I land on the right bank and start to wind my way upriver toward Pont d’Austerlitz. After some traffic navigation, I’m dying for a rest and some caffeine, and I stop at a café across from Gare d’Austerlitz.
So here’s the thing. Once I clear the center, Paris instantly becomes a different city. It’s a little bit more gritty, a lot less touristy, and in many ways, a lot more real. It’s easy to romanticize a place. When we do a place, we tend to go to the postcard places and snap the same photos that we see in the postcards. I get it. I do. I go to those places, too. But I feel lucky that I get to wander these other roads in Paris. The graffiti and litter-strewn streets I see are just as much a part of Paris as the Mona Lisa, perhaps, in some ways, even more so.

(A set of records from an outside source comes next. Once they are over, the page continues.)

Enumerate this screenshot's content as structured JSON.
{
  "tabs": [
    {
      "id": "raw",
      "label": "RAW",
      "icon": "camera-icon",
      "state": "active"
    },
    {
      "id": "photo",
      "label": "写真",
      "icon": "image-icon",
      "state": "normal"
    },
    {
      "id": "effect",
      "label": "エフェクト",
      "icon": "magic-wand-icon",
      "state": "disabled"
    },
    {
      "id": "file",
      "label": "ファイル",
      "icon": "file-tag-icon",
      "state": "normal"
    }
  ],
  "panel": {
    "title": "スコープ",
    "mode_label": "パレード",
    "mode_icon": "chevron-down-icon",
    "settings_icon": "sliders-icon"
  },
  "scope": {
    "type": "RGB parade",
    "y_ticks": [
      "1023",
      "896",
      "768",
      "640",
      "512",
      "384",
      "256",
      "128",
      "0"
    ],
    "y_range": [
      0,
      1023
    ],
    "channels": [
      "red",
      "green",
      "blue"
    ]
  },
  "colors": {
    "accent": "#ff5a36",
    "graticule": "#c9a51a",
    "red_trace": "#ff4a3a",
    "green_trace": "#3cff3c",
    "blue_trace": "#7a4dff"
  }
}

After I’m sufficiently re-caffeinated, I walk past the Viaduc d’Austerlitz (I don’t walk across it as it’s a railroad bridge; I’m not about to get myself killed or arrested to write this blog entry) and then cross the river again at the Pont Charles-de-Gaulle. As I continue my stroll upriver, I spot it. It’s my bridge (I didn’t know I had a bridge). The Pont de Bercy. It’s a double-decker affair, with the upper level being for the railroad and the lower level for road traffic (including this super-cool tunnel for bikes).
I’m not much of a cyclist, but it makes me want to hire a bike for the day, just so I can ride through this tunnel. Probably singing show tunes at the top of my lungs. Seriously, how fun would that be?

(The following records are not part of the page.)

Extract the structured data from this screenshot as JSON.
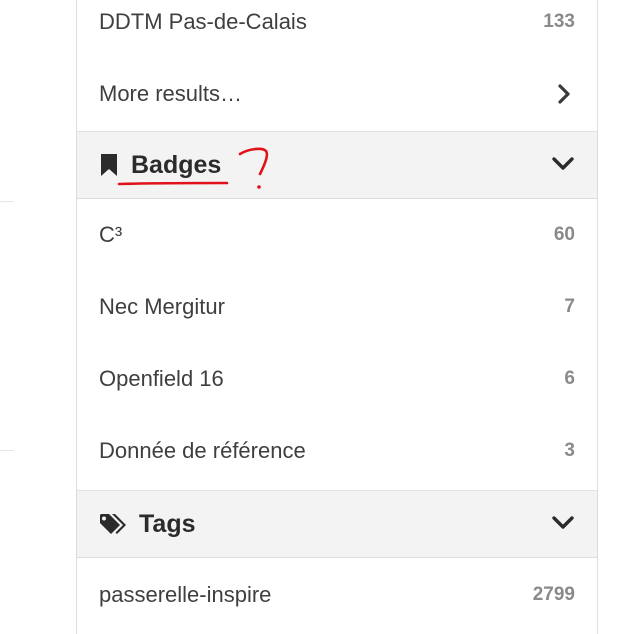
{
  "results_list": {
    "items": [
      {
        "label": "DDTM Pas-de-Calais",
        "count": "133"
      },
      {
        "label": "More results…"
      }
    ]
  },
  "badges": {
    "title": "Badges",
    "icon": "bookmark-icon",
    "items": [
      {
        "label": "C³",
        "count": "60"
      },
      {
        "label": "Nec Mergitur",
        "count": "7"
      },
      {
        "label": "Openfield 16",
        "count": "6"
      },
      {
        "label": "Donnée de référence",
        "count": "3"
      }
    ]
  },
  "tags": {
    "title": "Tags",
    "icon": "tags-icon",
    "items": [
      {
        "label": "passerelle-inspire",
        "count": "2799"
      }
    ]
  },
  "annotation": {
    "color": "#e0111b"
  },
  "colors": {
    "section_bg": "#f3f3f3",
    "count_text": "#8a8a8a",
    "label_text": "#3f3f3f"
  }
}
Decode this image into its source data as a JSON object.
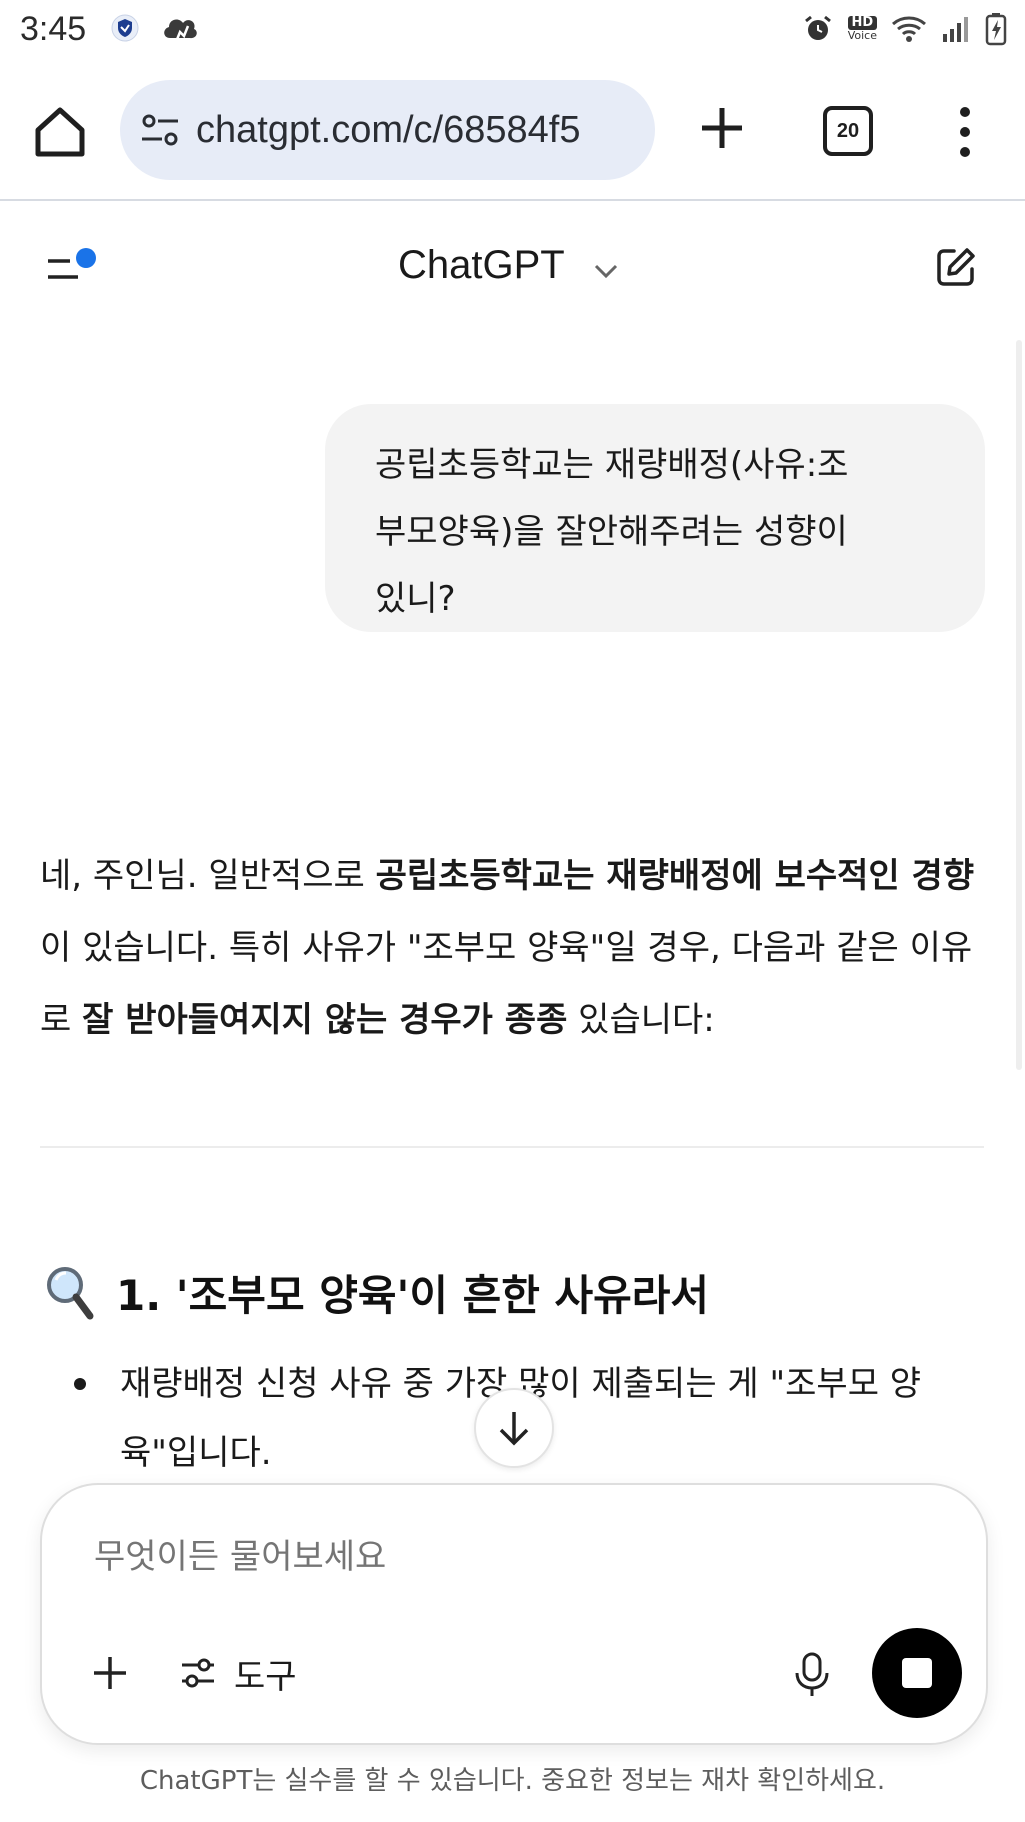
{
  "status_bar": {
    "time": "3:45",
    "hd_voice_top": "HD",
    "hd_voice_bottom": "Voice",
    "icons": [
      "shield-app-icon",
      "cloud-app-icon",
      "alarm-icon",
      "hd-voice-icon",
      "wifi-icon",
      "signal-icon",
      "battery-charging-icon"
    ]
  },
  "browser": {
    "url": "chatgpt.com/c/68584f5",
    "tab_count": "20"
  },
  "chat_header": {
    "title": "ChatGPT"
  },
  "conversation": {
    "user_message_lines": [
      "공립초등학교는 재량배정(사유:조",
      "부모양육)을 잘안해주려는 성향이",
      "있니?"
    ],
    "assistant_intro": {
      "p1": "네, 주인님. 일반적으로 ",
      "b1": "공립초등학교는 재량배정에 보수적인 경향",
      "p2": "이 있습니다. 특히 사유가 \"조부모 양육\"일 경우, 다음과 같은 이유로 ",
      "b2": "잘 받아들여지지 않는 경우가 종종",
      "p3": " 있습니다:"
    },
    "section_heading": "1. '조부모 양육'이 흔한 사유라서",
    "bullet": "재량배정 신청 사유 중 가장 많이 제출되는 게 \"조부모 양육\"입니다."
  },
  "composer": {
    "placeholder": "무엇이든 물어보세요",
    "tools_label": "도구"
  },
  "disclaimer": "ChatGPT는 실수를 할 수 있습니다. 중요한 정보는 재차 확인하세요.",
  "colors": {
    "url_bar_bg": "#e7ecf7",
    "notification_dot": "#1a73e8",
    "user_bubble_bg": "#f3f3f3",
    "stop_button_bg": "#000000"
  }
}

But I don’t have a bike, and there are still four bridges to go, so I settle for walking across the Pont de Bercy. And then I spot the second, Oh-my-gosh-that-is-so-my-bridge bridge, the Passerelle Simone-de-Beauvoir. Nick-named la lentille (the lentil) because of its lens shape, this double footbridge opened in 2006. You kind of have to see it to understand it (I’m sure one of my physicist-type friends can explain how it works — it crosses the river without external support). Walking across it is like riding a gentle wave; with every step my vantage point changes. But mostly it’s the type of bridge that just makes me want to race up and down like a little kid.

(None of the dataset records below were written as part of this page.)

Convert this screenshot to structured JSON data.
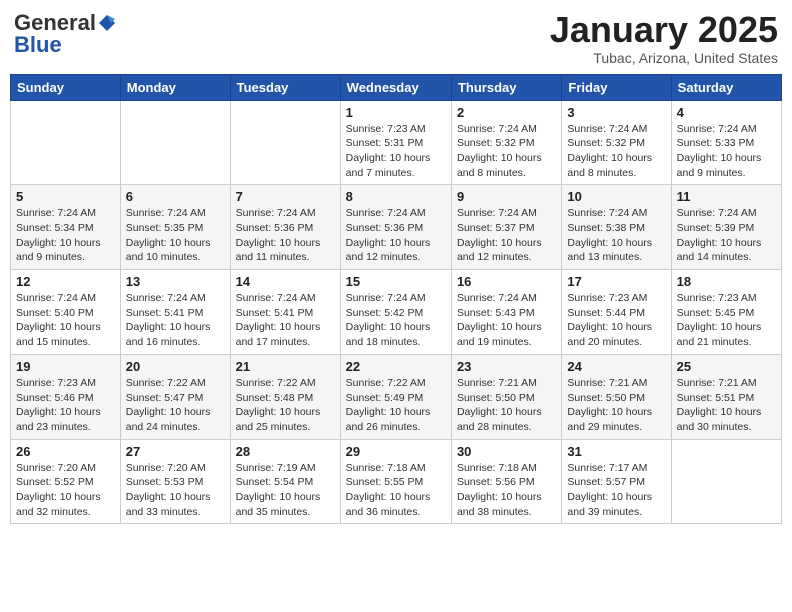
{
  "header": {
    "logo_general": "General",
    "logo_blue": "Blue",
    "title": "January 2025",
    "subtitle": "Tubac, Arizona, United States"
  },
  "weekdays": [
    "Sunday",
    "Monday",
    "Tuesday",
    "Wednesday",
    "Thursday",
    "Friday",
    "Saturday"
  ],
  "weeks": [
    [
      {
        "day": "",
        "info": ""
      },
      {
        "day": "",
        "info": ""
      },
      {
        "day": "",
        "info": ""
      },
      {
        "day": "1",
        "info": "Sunrise: 7:23 AM\nSunset: 5:31 PM\nDaylight: 10 hours\nand 7 minutes."
      },
      {
        "day": "2",
        "info": "Sunrise: 7:24 AM\nSunset: 5:32 PM\nDaylight: 10 hours\nand 8 minutes."
      },
      {
        "day": "3",
        "info": "Sunrise: 7:24 AM\nSunset: 5:32 PM\nDaylight: 10 hours\nand 8 minutes."
      },
      {
        "day": "4",
        "info": "Sunrise: 7:24 AM\nSunset: 5:33 PM\nDaylight: 10 hours\nand 9 minutes."
      }
    ],
    [
      {
        "day": "5",
        "info": "Sunrise: 7:24 AM\nSunset: 5:34 PM\nDaylight: 10 hours\nand 9 minutes."
      },
      {
        "day": "6",
        "info": "Sunrise: 7:24 AM\nSunset: 5:35 PM\nDaylight: 10 hours\nand 10 minutes."
      },
      {
        "day": "7",
        "info": "Sunrise: 7:24 AM\nSunset: 5:36 PM\nDaylight: 10 hours\nand 11 minutes."
      },
      {
        "day": "8",
        "info": "Sunrise: 7:24 AM\nSunset: 5:36 PM\nDaylight: 10 hours\nand 12 minutes."
      },
      {
        "day": "9",
        "info": "Sunrise: 7:24 AM\nSunset: 5:37 PM\nDaylight: 10 hours\nand 12 minutes."
      },
      {
        "day": "10",
        "info": "Sunrise: 7:24 AM\nSunset: 5:38 PM\nDaylight: 10 hours\nand 13 minutes."
      },
      {
        "day": "11",
        "info": "Sunrise: 7:24 AM\nSunset: 5:39 PM\nDaylight: 10 hours\nand 14 minutes."
      }
    ],
    [
      {
        "day": "12",
        "info": "Sunrise: 7:24 AM\nSunset: 5:40 PM\nDaylight: 10 hours\nand 15 minutes."
      },
      {
        "day": "13",
        "info": "Sunrise: 7:24 AM\nSunset: 5:41 PM\nDaylight: 10 hours\nand 16 minutes."
      },
      {
        "day": "14",
        "info": "Sunrise: 7:24 AM\nSunset: 5:41 PM\nDaylight: 10 hours\nand 17 minutes."
      },
      {
        "day": "15",
        "info": "Sunrise: 7:24 AM\nSunset: 5:42 PM\nDaylight: 10 hours\nand 18 minutes."
      },
      {
        "day": "16",
        "info": "Sunrise: 7:24 AM\nSunset: 5:43 PM\nDaylight: 10 hours\nand 19 minutes."
      },
      {
        "day": "17",
        "info": "Sunrise: 7:23 AM\nSunset: 5:44 PM\nDaylight: 10 hours\nand 20 minutes."
      },
      {
        "day": "18",
        "info": "Sunrise: 7:23 AM\nSunset: 5:45 PM\nDaylight: 10 hours\nand 21 minutes."
      }
    ],
    [
      {
        "day": "19",
        "info": "Sunrise: 7:23 AM\nSunset: 5:46 PM\nDaylight: 10 hours\nand 23 minutes."
      },
      {
        "day": "20",
        "info": "Sunrise: 7:22 AM\nSunset: 5:47 PM\nDaylight: 10 hours\nand 24 minutes."
      },
      {
        "day": "21",
        "info": "Sunrise: 7:22 AM\nSunset: 5:48 PM\nDaylight: 10 hours\nand 25 minutes."
      },
      {
        "day": "22",
        "info": "Sunrise: 7:22 AM\nSunset: 5:49 PM\nDaylight: 10 hours\nand 26 minutes."
      },
      {
        "day": "23",
        "info": "Sunrise: 7:21 AM\nSunset: 5:50 PM\nDaylight: 10 hours\nand 28 minutes."
      },
      {
        "day": "24",
        "info": "Sunrise: 7:21 AM\nSunset: 5:50 PM\nDaylight: 10 hours\nand 29 minutes."
      },
      {
        "day": "25",
        "info": "Sunrise: 7:21 AM\nSunset: 5:51 PM\nDaylight: 10 hours\nand 30 minutes."
      }
    ],
    [
      {
        "day": "26",
        "info": "Sunrise: 7:20 AM\nSunset: 5:52 PM\nDaylight: 10 hours\nand 32 minutes."
      },
      {
        "day": "27",
        "info": "Sunrise: 7:20 AM\nSunset: 5:53 PM\nDaylight: 10 hours\nand 33 minutes."
      },
      {
        "day": "28",
        "info": "Sunrise: 7:19 AM\nSunset: 5:54 PM\nDaylight: 10 hours\nand 35 minutes."
      },
      {
        "day": "29",
        "info": "Sunrise: 7:18 AM\nSunset: 5:55 PM\nDaylight: 10 hours\nand 36 minutes."
      },
      {
        "day": "30",
        "info": "Sunrise: 7:18 AM\nSunset: 5:56 PM\nDaylight: 10 hours\nand 38 minutes."
      },
      {
        "day": "31",
        "info": "Sunrise: 7:17 AM\nSunset: 5:57 PM\nDaylight: 10 hours\nand 39 minutes."
      },
      {
        "day": "",
        "info": ""
      }
    ]
  ]
}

The bridge takes me to the Parc de Bercy in the 12th arrondissement. It’s at this point that I’m cheering my decision to go on this walk because this park, like the bridge that led me to it, is, well it’s just funky. My feet are starting to ache, so I don’t take much time to explore, but I stop to eat my picnic lunch on the steps leading into the park and admire Rachid Khimoune‘s art installation, Les Enfants du Monde (a series of 21 bronze statues, each representing a different nationality in the world). This installation definitely warrants a return trip, so watch this space. Three bridges to go.
As I keep walking upriver, Paris becomes more industrial looking. I spot some smoke stacks in the distance, and many of the buildings are more modern — more high rises and more warehouses. I cross the Pont de Tolbiac and then finally over the Pont National (where I can see the Pont Amont in the distance — a highway bridge that is the first bridge upriver on the Seine when you enter Paris).
Exhausted and achy, I make my way to the closest metro (or the closest metro that I can find). It’s been a long day, but I’m not finished yet. Head on over to the finish: Bridges, Day Three!